This question’s answer depends on the source of a person’s fertility concerns. In many instances, fertility issues can be addressed through a variety of methods, which may include:
• IVF and ICSI are forms of assisted reproduction.
If you are experiencing fertility issues, your doctor can provide you with a more accurate pregnancy prognosis.
Can you increase your fertility?
Making healthy lifestyle choices, in general, can help to increase fertility. These are some examples:
• consuming a well-balanced diet that:
• focuses on whole grains, fresh fruits and vegetables, and healthy fats
• focuses on antioxidant foods
• encourages the consumption of fiber and folate
• substitutes plant-based proteins for animal proteins
• uses high high-fat rather than low fat low-fat
• restricts the consumption of saturated and trans fats
• Consider taking a multivitamin on a daily
• controlling your weight if you are overweight or obese
• attempting to exercise most days of the week while avoiding overuse
• discovering methods to reduce stress in your daily life
• lowering or eliminating alcohol consumption
• If you drink alcohol, you should
• reducing your caffeine consumption, if you consume caffeine
• If you smoke, you should consider quitting.
Do infertile women have menstrual cycles?
Yes, while some causes of fertility issues may interfere with a female’s period, many women with these concerns still have menstrual periods.
Both males and females can experience infertility due to genetics. There are numerous distinct medical conditions or genetic disorders that can result in infertility.
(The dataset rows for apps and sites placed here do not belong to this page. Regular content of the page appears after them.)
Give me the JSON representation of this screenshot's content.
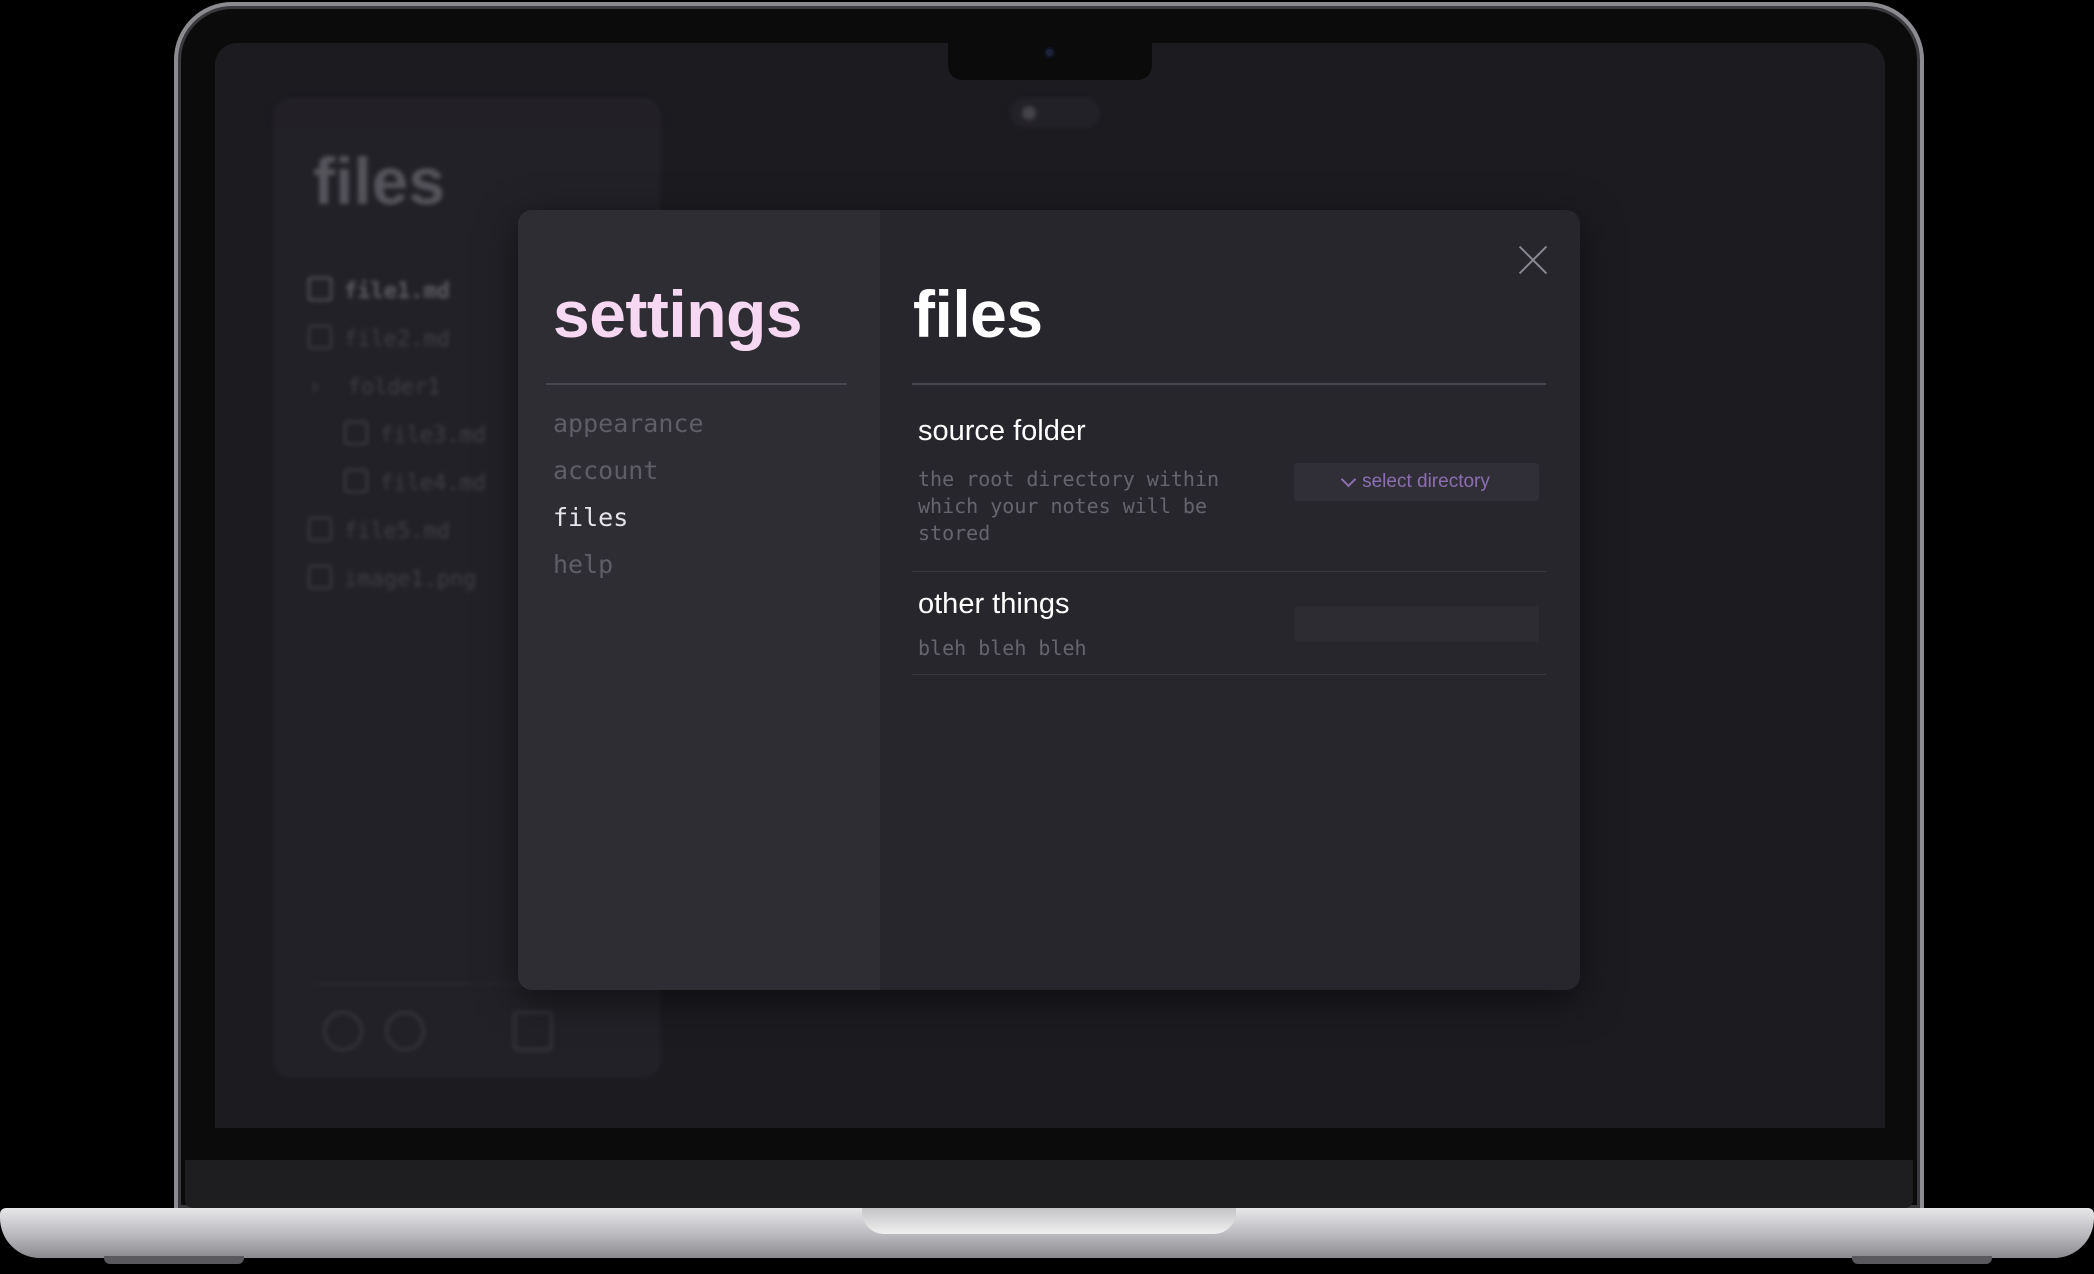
{
  "background_app": {
    "title": "files",
    "files": [
      {
        "name": "file1.md",
        "type": "file"
      },
      {
        "name": "file2.md",
        "type": "file"
      },
      {
        "name": "folder1",
        "type": "folder"
      },
      {
        "name": "file3.md",
        "type": "file",
        "nested": true
      },
      {
        "name": "file4.md",
        "type": "file",
        "nested": true
      },
      {
        "name": "file5.md",
        "type": "file"
      },
      {
        "name": "image1.png",
        "type": "image"
      }
    ]
  },
  "settings": {
    "title": "settings",
    "nav": [
      {
        "label": "appearance",
        "active": false
      },
      {
        "label": "account",
        "active": false
      },
      {
        "label": "files",
        "active": true
      },
      {
        "label": "help",
        "active": false
      }
    ]
  },
  "content": {
    "title": "files",
    "rows": [
      {
        "name": "source folder",
        "description": "the root directory within which your notes will be stored",
        "control_label": "select directory",
        "control_icon": "chevron-down-icon"
      },
      {
        "name": "other things",
        "description": "bleh bleh bleh"
      }
    ]
  },
  "colors": {
    "accent": "#8b6fb0",
    "settings_title": "#f6d8f3",
    "modal_bg": "#27262d",
    "nav_bg": "#2e2d34"
  }
}
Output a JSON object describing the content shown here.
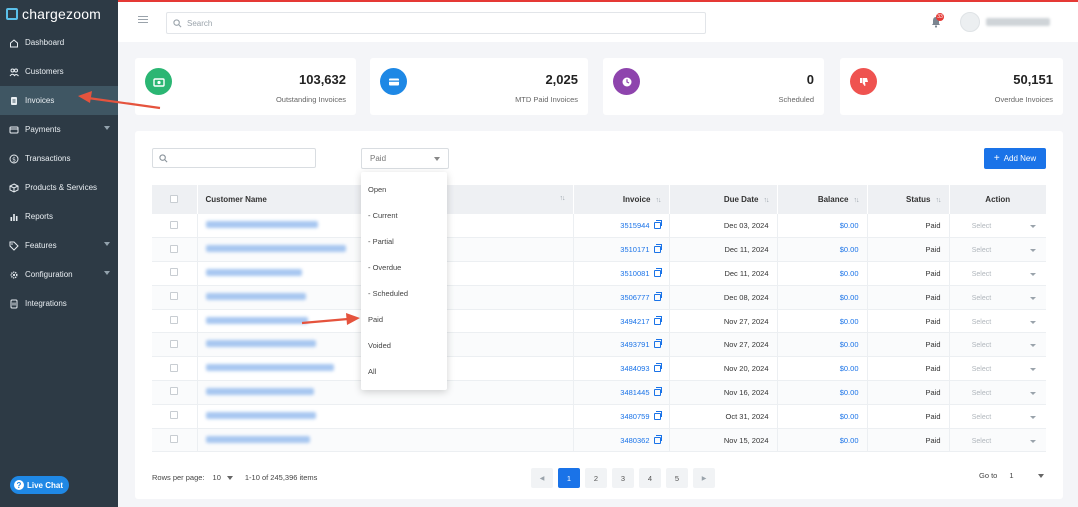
{
  "app": {
    "name": "chargezoom"
  },
  "sidebar": {
    "items": [
      {
        "label": "Dashboard",
        "icon": "home-icon",
        "active": false,
        "has_children": false
      },
      {
        "label": "Customers",
        "icon": "users-icon",
        "active": false,
        "has_children": false
      },
      {
        "label": "Invoices",
        "icon": "invoice-icon",
        "active": true,
        "has_children": false
      },
      {
        "label": "Payments",
        "icon": "card-icon",
        "active": false,
        "has_children": true
      },
      {
        "label": "Transactions",
        "icon": "dollar-icon",
        "active": false,
        "has_children": false
      },
      {
        "label": "Products & Services",
        "icon": "box-icon",
        "active": false,
        "has_children": false
      },
      {
        "label": "Reports",
        "icon": "chart-icon",
        "active": false,
        "has_children": false
      },
      {
        "label": "Features",
        "icon": "tag-icon",
        "active": false,
        "has_children": true
      },
      {
        "label": "Configuration",
        "icon": "gear-icon",
        "active": false,
        "has_children": true
      },
      {
        "label": "Integrations",
        "icon": "plug-icon",
        "active": false,
        "has_children": false
      }
    ],
    "live_chat": "Live Chat"
  },
  "topbar": {
    "search_placeholder": "Search",
    "notification_count": "33"
  },
  "stats": [
    {
      "value": "103,632",
      "label": "Outstanding Invoices",
      "color": "#2bb673",
      "icon": "cash-icon"
    },
    {
      "value": "2,025",
      "label": "MTD Paid Invoices",
      "color": "#1e88e5",
      "icon": "card-icon"
    },
    {
      "value": "0",
      "label": "Scheduled",
      "color": "#8e44ad",
      "icon": "clock-icon"
    },
    {
      "value": "50,151",
      "label": "Overdue Invoices",
      "color": "#ef5350",
      "icon": "thumbs-down-icon"
    }
  ],
  "filters": {
    "status_selected": "Paid",
    "add_new": "Add New"
  },
  "status_options": [
    "Open",
    "- Current",
    "- Partial",
    "- Overdue",
    "- Scheduled",
    "Paid",
    "Voided",
    "All"
  ],
  "table": {
    "headers": {
      "customer": "Customer Name",
      "invoice": "Invoice",
      "due_date": "Due Date",
      "balance": "Balance",
      "status": "Status",
      "action": "Action"
    },
    "action_placeholder": "Select",
    "rows": [
      {
        "invoice": "3515944",
        "due": "Dec 03, 2024",
        "balance": "$0.00",
        "status": "Paid"
      },
      {
        "invoice": "3510171",
        "due": "Dec 11, 2024",
        "balance": "$0.00",
        "status": "Paid"
      },
      {
        "invoice": "3510081",
        "due": "Dec 11, 2024",
        "balance": "$0.00",
        "status": "Paid"
      },
      {
        "invoice": "3506777",
        "due": "Dec 08, 2024",
        "balance": "$0.00",
        "status": "Paid"
      },
      {
        "invoice": "3494217",
        "due": "Nov 27, 2024",
        "balance": "$0.00",
        "status": "Paid"
      },
      {
        "invoice": "3493791",
        "due": "Nov 27, 2024",
        "balance": "$0.00",
        "status": "Paid"
      },
      {
        "invoice": "3484093",
        "due": "Nov 20, 2024",
        "balance": "$0.00",
        "status": "Paid"
      },
      {
        "invoice": "3481445",
        "due": "Nov 16, 2024",
        "balance": "$0.00",
        "status": "Paid"
      },
      {
        "invoice": "3480759",
        "due": "Oct 31, 2024",
        "balance": "$0.00",
        "status": "Paid"
      },
      {
        "invoice": "3480362",
        "due": "Nov 15, 2024",
        "balance": "$0.00",
        "status": "Paid"
      }
    ]
  },
  "pagination": {
    "rows_label": "Rows per page:",
    "rows_value": "10",
    "range": "1-10 of 245,396 items",
    "pages": [
      "1",
      "2",
      "3",
      "4",
      "5"
    ],
    "active_page": "1",
    "goto_label": "Go to",
    "goto_value": "1"
  }
}
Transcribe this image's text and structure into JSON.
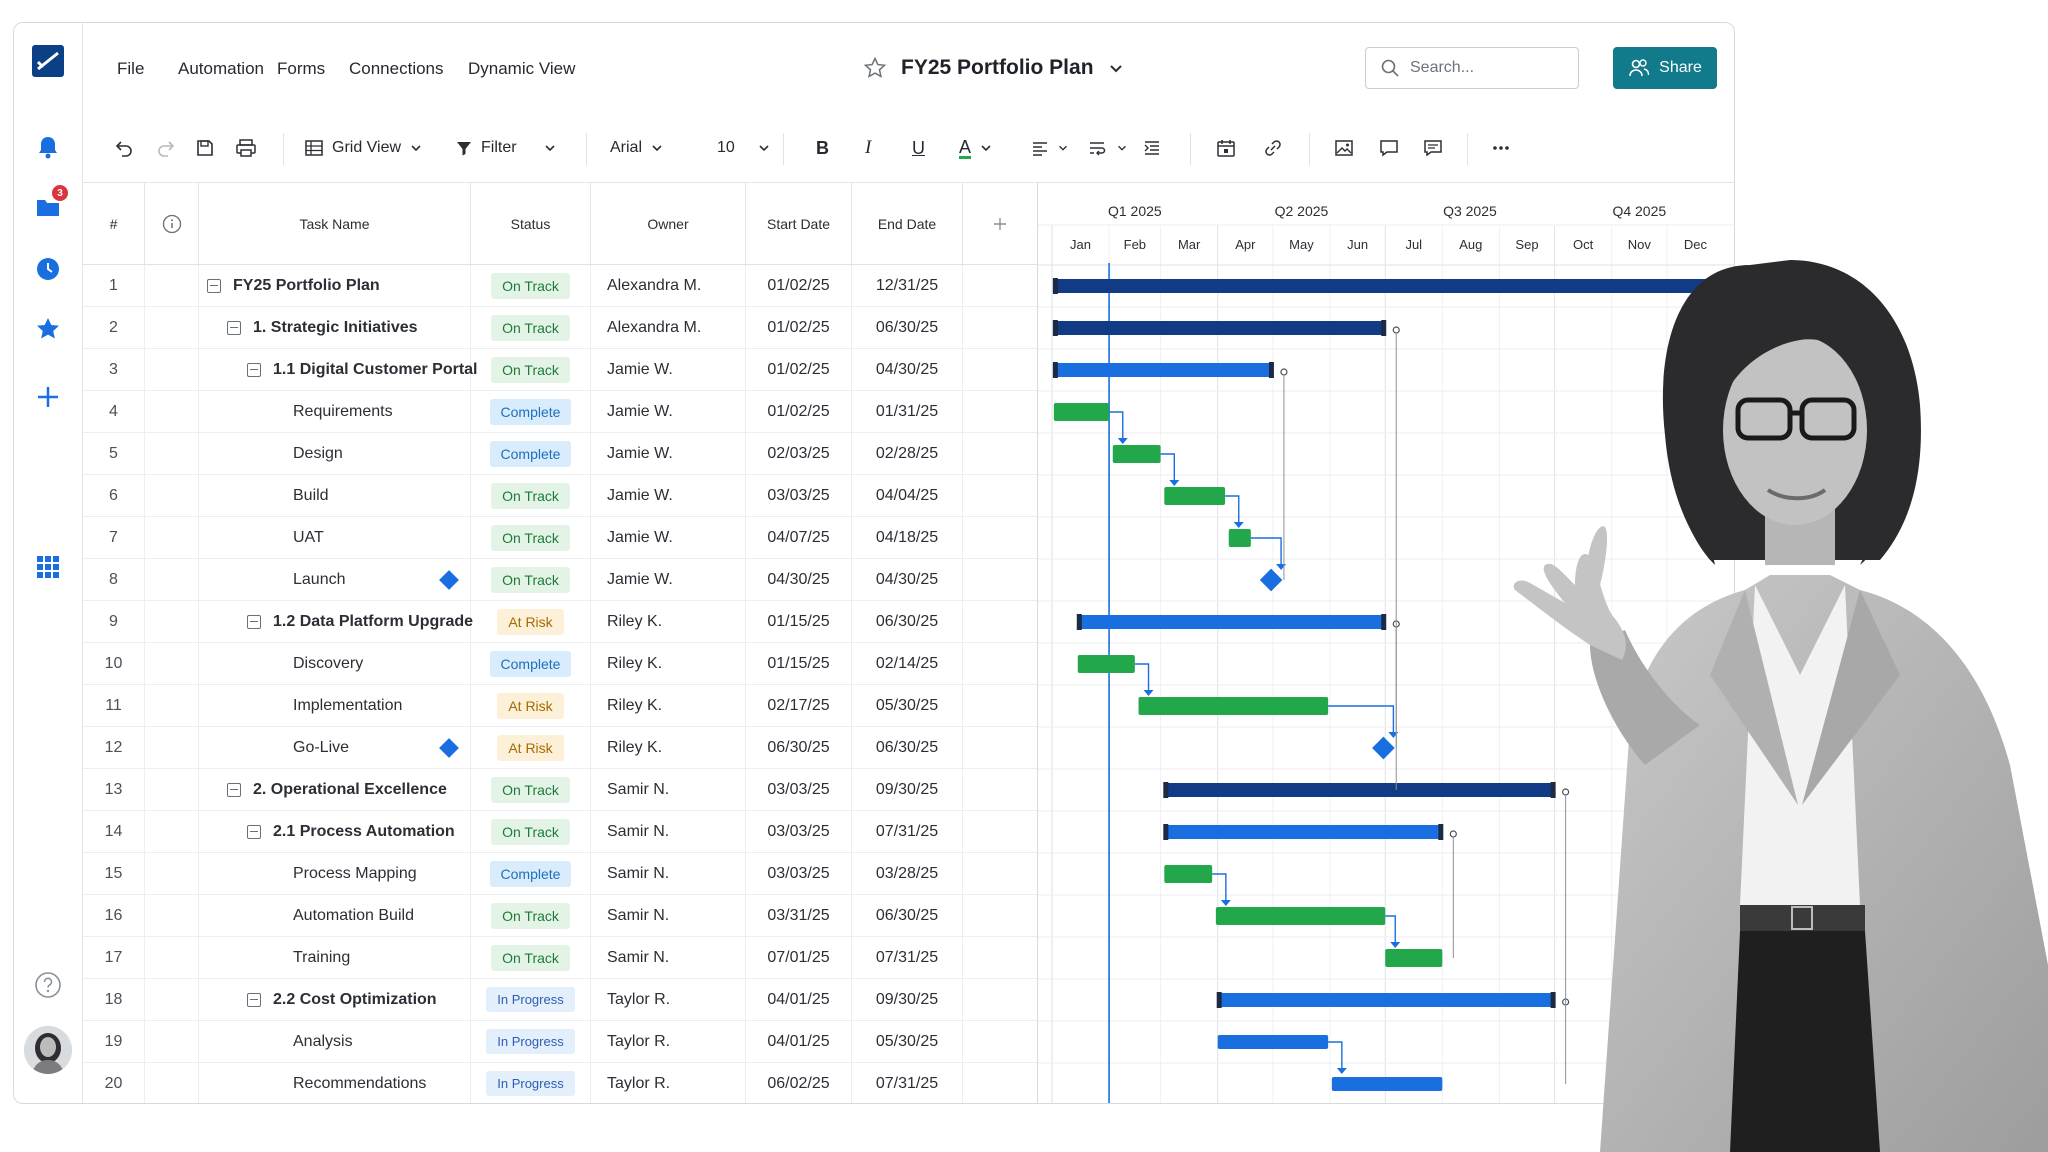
{
  "menu": [
    "File",
    "Automation",
    "Forms",
    "Connections",
    "Dynamic View"
  ],
  "sheet": {
    "title": "FY25 Portfolio Plan"
  },
  "search": {
    "placeholder": "Search..."
  },
  "share": {
    "label": "Share"
  },
  "rail": {
    "notification_count": "3"
  },
  "toolbar": {
    "view_label": "Grid View",
    "filter_label": "Filter",
    "font_family": "Arial",
    "font_size": "10",
    "bold": "B",
    "italic": "I",
    "underline": "U",
    "text_color": "A"
  },
  "columns": {
    "num": "#",
    "task": "Task Name",
    "status": "Status",
    "owner": "Owner",
    "start": "Start Date",
    "end": "End Date"
  },
  "status_colors": {
    "On Track": "#1e7a39",
    "Complete": "#1e6fbf",
    "At Risk": "#a66a00",
    "In Progress": "#2c5fb3"
  },
  "bar_colors": {
    "summary_dark": "#123b86",
    "summary": "#1a6fe0",
    "task": "#22a74a",
    "milestone": "#1a6fe0"
  },
  "timeline": {
    "quarters": [
      "Q1 2025",
      "Q2 2025",
      "Q3 2025",
      "Q4 2025"
    ],
    "months": [
      "Jan",
      "Feb",
      "Mar",
      "Apr",
      "May",
      "Jun",
      "Jul",
      "Aug",
      "Sep",
      "Oct",
      "Nov",
      "Dec"
    ],
    "today": "02/01/25"
  },
  "rows": [
    {
      "num": "1",
      "task": "FY25 Portfolio Plan",
      "level": 0,
      "summary": true,
      "status": "On Track",
      "owner": "Alexandra M.",
      "start": "01/02/25",
      "end": "12/31/25",
      "kind": "summary_dark"
    },
    {
      "num": "2",
      "task": "1. Strategic Initiatives",
      "level": 1,
      "summary": true,
      "status": "On Track",
      "owner": "Alexandra M.",
      "start": "01/02/25",
      "end": "06/30/25",
      "kind": "summary_dark"
    },
    {
      "num": "3",
      "task": "1.1 Digital Customer Portal",
      "level": 2,
      "summary": true,
      "status": "On Track",
      "owner": "Jamie W.",
      "start": "01/02/25",
      "end": "04/30/25",
      "kind": "summary"
    },
    {
      "num": "4",
      "task": "Requirements",
      "level": 3,
      "summary": false,
      "status": "Complete",
      "owner": "Jamie W.",
      "start": "01/02/25",
      "end": "01/31/25",
      "kind": "task"
    },
    {
      "num": "5",
      "task": "Design",
      "level": 3,
      "summary": false,
      "status": "Complete",
      "owner": "Jamie W.",
      "start": "02/03/25",
      "end": "02/28/25",
      "kind": "task"
    },
    {
      "num": "6",
      "task": "Build",
      "level": 3,
      "summary": false,
      "status": "On Track",
      "owner": "Jamie W.",
      "start": "03/03/25",
      "end": "04/04/25",
      "kind": "task"
    },
    {
      "num": "7",
      "task": "UAT",
      "level": 3,
      "summary": false,
      "status": "On Track",
      "owner": "Jamie W.",
      "start": "04/07/25",
      "end": "04/18/25",
      "kind": "task"
    },
    {
      "num": "8",
      "task": "Launch",
      "level": 3,
      "summary": false,
      "status": "On Track",
      "owner": "Jamie W.",
      "start": "04/30/25",
      "end": "04/30/25",
      "kind": "milestone"
    },
    {
      "num": "9",
      "task": "1.2 Data Platform Upgrade",
      "level": 2,
      "summary": true,
      "status": "At Risk",
      "owner": "Riley K.",
      "start": "01/15/25",
      "end": "06/30/25",
      "kind": "summary"
    },
    {
      "num": "10",
      "task": "Discovery",
      "level": 3,
      "summary": false,
      "status": "Complete",
      "owner": "Riley K.",
      "start": "01/15/25",
      "end": "02/14/25",
      "kind": "task"
    },
    {
      "num": "11",
      "task": "Implementation",
      "level": 3,
      "summary": false,
      "status": "At Risk",
      "owner": "Riley K.",
      "start": "02/17/25",
      "end": "05/30/25",
      "kind": "task"
    },
    {
      "num": "12",
      "task": "Go-Live",
      "level": 3,
      "summary": false,
      "status": "At Risk",
      "owner": "Riley K.",
      "start": "06/30/25",
      "end": "06/30/25",
      "kind": "milestone"
    },
    {
      "num": "13",
      "task": "2. Operational Excellence",
      "level": 1,
      "summary": true,
      "status": "On Track",
      "owner": "Samir N.",
      "start": "03/03/25",
      "end": "09/30/25",
      "kind": "summary_dark"
    },
    {
      "num": "14",
      "task": "2.1 Process Automation",
      "level": 2,
      "summary": true,
      "status": "On Track",
      "owner": "Samir N.",
      "start": "03/03/25",
      "end": "07/31/25",
      "kind": "summary"
    },
    {
      "num": "15",
      "task": "Process Mapping",
      "level": 3,
      "summary": false,
      "status": "Complete",
      "owner": "Samir N.",
      "start": "03/03/25",
      "end": "03/28/25",
      "kind": "task"
    },
    {
      "num": "16",
      "task": "Automation Build",
      "level": 3,
      "summary": false,
      "status": "On Track",
      "owner": "Samir N.",
      "start": "03/31/25",
      "end": "06/30/25",
      "kind": "task"
    },
    {
      "num": "17",
      "task": "Training",
      "level": 3,
      "summary": false,
      "status": "On Track",
      "owner": "Samir N.",
      "start": "07/01/25",
      "end": "07/31/25",
      "kind": "task"
    },
    {
      "num": "18",
      "task": "2.2 Cost Optimization",
      "level": 2,
      "summary": true,
      "status": "In Progress",
      "owner": "Taylor R.",
      "start": "04/01/25",
      "end": "09/30/25",
      "kind": "summary"
    },
    {
      "num": "19",
      "task": "Analysis",
      "level": 3,
      "summary": false,
      "status": "In Progress",
      "owner": "Taylor R.",
      "start": "04/01/25",
      "end": "05/30/25",
      "kind": "summary"
    },
    {
      "num": "20",
      "task": "Recommendations",
      "level": 3,
      "summary": false,
      "status": "In Progress",
      "owner": "Taylor R.",
      "start": "06/02/25",
      "end": "07/31/25",
      "kind": "summary"
    }
  ]
}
Make an appointment with your doctor if you’re still having trouble conceiving after a year of trying (or six months if you’re 35 or older). They can run several tests to determine the root of your infertility. Your doctor will inform you of possible treatments if you are found to have a genetic disorder that affects fertility. There are many options available to you for starting a family, even though this time may feel overwhelming or frustrating.